Both of these losses came in the second half of the season, when Hingis seemed to slow down. She did not get her second wind until the year end championships, where she suddenly looked to be playing better tennis than at any time this year. She played three three-setters in three days, winning one of them, but showing improved serving and amazingly aggressive play in each of those matches. Earlier, Hingis had disclosed in an interview that she was suffering from an iron deficiency, something that could have been one cause for her lack of energy in long matches. Hingis, who has never been any more afraid of a microphone than of an opponent's racket, summed up her own year, saying her play in Madrid had vindicated her decision to return to tennis. To her, it proved she could compete against the world's very best players.
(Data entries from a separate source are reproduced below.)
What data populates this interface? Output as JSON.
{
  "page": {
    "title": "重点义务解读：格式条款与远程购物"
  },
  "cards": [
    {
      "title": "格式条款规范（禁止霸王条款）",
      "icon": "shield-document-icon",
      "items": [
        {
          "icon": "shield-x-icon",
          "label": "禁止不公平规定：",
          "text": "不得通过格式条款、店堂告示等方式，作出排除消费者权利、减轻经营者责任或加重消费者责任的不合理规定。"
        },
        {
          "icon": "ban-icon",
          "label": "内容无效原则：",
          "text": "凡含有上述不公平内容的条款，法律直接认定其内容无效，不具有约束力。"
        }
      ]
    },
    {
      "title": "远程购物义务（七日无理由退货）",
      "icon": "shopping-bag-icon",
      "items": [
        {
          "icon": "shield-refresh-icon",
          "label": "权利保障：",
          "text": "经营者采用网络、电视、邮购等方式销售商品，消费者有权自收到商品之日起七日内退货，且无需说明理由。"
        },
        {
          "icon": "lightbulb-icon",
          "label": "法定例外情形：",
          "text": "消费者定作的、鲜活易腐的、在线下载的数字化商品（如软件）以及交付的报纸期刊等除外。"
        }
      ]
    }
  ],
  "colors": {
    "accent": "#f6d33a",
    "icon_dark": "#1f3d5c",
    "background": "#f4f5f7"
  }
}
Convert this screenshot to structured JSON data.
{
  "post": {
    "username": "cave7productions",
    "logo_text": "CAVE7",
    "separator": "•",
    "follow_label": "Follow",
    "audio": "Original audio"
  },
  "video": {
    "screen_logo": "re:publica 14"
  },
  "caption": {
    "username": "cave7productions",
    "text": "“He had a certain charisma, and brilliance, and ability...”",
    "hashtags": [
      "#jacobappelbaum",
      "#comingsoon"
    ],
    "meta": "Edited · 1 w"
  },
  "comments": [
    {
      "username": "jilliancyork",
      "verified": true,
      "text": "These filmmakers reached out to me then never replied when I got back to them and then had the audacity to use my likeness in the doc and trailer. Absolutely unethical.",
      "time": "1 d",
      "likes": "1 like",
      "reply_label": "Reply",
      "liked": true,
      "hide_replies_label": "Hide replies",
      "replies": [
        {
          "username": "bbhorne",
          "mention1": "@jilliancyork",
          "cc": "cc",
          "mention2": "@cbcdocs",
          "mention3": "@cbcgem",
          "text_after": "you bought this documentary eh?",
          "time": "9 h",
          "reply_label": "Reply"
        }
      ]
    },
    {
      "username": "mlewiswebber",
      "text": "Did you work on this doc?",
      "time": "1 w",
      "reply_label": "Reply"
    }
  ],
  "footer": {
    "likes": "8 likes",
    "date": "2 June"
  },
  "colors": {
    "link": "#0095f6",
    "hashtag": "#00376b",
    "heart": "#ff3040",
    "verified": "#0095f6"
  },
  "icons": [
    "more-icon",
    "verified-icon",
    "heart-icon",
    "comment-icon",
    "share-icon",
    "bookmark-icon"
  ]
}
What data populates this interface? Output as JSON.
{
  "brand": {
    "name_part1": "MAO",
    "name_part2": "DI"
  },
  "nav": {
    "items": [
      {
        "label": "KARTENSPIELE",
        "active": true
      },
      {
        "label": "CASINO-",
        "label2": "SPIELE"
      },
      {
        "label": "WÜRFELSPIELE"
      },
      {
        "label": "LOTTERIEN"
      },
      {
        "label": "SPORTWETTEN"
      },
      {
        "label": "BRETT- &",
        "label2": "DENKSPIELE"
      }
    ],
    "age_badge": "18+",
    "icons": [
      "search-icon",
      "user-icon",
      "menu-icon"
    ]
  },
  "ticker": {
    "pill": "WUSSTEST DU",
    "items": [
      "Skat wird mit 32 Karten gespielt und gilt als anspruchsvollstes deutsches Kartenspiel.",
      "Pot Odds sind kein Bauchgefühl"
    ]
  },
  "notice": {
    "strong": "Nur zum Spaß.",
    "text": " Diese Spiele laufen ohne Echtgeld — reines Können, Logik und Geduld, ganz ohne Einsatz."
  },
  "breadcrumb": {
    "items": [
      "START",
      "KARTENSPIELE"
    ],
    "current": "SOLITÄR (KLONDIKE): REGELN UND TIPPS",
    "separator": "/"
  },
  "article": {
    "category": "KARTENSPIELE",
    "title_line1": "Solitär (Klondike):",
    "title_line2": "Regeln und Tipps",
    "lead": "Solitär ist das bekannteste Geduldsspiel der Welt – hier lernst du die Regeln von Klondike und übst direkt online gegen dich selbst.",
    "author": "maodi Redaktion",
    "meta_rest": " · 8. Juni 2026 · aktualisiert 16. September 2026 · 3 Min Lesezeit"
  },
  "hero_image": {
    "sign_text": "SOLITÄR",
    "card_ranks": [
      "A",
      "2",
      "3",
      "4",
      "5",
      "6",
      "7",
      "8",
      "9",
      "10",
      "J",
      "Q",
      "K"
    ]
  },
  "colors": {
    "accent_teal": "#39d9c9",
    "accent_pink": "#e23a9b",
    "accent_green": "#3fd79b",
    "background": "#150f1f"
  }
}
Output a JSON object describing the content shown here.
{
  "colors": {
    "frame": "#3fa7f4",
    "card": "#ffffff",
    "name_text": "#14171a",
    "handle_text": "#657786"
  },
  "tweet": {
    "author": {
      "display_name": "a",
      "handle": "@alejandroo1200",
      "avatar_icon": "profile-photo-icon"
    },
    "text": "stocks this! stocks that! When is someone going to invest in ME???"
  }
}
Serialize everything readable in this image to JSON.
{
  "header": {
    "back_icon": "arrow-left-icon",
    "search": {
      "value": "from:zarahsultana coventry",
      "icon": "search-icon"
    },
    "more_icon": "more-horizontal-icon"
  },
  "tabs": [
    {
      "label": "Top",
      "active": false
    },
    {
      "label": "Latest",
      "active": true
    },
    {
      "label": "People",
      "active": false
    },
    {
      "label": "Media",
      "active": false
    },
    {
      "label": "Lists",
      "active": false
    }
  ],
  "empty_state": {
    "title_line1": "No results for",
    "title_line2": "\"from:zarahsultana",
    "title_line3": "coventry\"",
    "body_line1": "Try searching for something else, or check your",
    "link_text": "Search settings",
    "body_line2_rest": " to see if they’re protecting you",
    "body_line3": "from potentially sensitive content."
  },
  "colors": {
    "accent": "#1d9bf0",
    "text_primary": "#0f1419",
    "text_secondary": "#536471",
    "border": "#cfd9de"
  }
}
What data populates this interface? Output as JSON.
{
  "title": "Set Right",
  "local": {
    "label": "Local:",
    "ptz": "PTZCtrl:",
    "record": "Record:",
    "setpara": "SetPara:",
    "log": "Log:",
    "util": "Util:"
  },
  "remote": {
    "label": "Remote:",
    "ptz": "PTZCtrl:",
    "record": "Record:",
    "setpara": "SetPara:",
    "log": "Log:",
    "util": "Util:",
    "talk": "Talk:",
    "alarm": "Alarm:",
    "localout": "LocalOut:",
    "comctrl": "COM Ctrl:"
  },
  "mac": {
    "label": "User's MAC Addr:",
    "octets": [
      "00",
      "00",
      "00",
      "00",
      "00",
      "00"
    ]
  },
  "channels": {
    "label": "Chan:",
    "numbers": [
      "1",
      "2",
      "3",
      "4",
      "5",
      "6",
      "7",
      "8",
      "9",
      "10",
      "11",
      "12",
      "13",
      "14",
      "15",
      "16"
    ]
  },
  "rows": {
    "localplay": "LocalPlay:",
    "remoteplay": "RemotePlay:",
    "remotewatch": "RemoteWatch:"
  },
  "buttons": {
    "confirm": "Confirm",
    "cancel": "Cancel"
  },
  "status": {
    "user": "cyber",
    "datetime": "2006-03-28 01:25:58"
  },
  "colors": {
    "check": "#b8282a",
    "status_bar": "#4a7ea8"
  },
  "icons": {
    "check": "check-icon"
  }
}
So what did 2006 prove to the rest of us? For starters, that the skeptics were wrong. The top girls haven't gotten any weaker. They are still banging the ball very, very hard, much harder than Hingis. But she has found a way to stay competitive with them, as she proved in Madrid. While her second serve still is a liability, her first serve now seems on the border of becoming a weapon. And her aggressiveness definitely is a weapon. Hingis is one of the few players who can successfully serve and volley and she can throw that tactic into the mix to further confuse her opponents. Combined with her creative baseline play, her legendary volleying skills and the lobs and drop shots that made her famous, Hingis, along with new world number one Justine Henin-Hardenne, is the player with the greatest variety of shots in the game.
Yet the key seems to me to be aggressiveness. Moving forward takes two things, courage and energy. She showed the courage in her match against Henin-Hardenne in Madrid, where she flubbed volley after volley, but kept coming in anyway. She lost the first set 2-6 and was down 2-5 in the second, but simply never gave up and wound up pulling out the second set in a tie-breaker. She was able to fight off match points and battle back from another big deficit in the third set against Mauresmo, which also demonstrated her improved conditioning in the wake of a very unfavorable schedule. If she shows up in Australia with both her courage and her improved conditioning, I expect even better results in 2007 than she achieved in 2006.
Finally, there is one more point which needs to be addressed in any appraisal of Martina Hingis' 2006 season. Hingis walked off courts to louder ovations this year than any other woman player. Once tagged by Sports Illustrated as the tennis' biggest villain, Hingis has become one of its most beloved players. Her smile, once called an arrogant smirk by many journalists, is now cherished by all those who missed the upbeat personality she brings to tennis. Even her severest critics have become fans to greater or lesser degrees. For many, it's because Hingis brings back clever, stylish play to a sport that had come to be dominated by "big babes" who can hit the cover off the ball, but also hit it out as often as they hit it in.
Once mentored by Chris Evert, Hingis is one of the heirs of Evert's tennis legacy. She is an average-sized woman who simply has great on-court savvy and remarkable athletic skills. She succeeds without overwhelming power and that gives hope to normal size players, both amateur and pro alike.
Hingis has appreciated the warmth she has been shown by fans around the world and gives off every sign that she is working hard to continue to deserve their affection. She also continued to show a social conscience in 2006. In Calcutta, India, Hingis not only won a tennis tournament, but found time to visit the shrine of Mother Teresa and donate funds to an orphanage. Her work with children, especially the world's poverty stricken children, means that tennis now has back in the fold one of its very best ambassadors.
— Written by Tony ProfumoPowered by Sidelines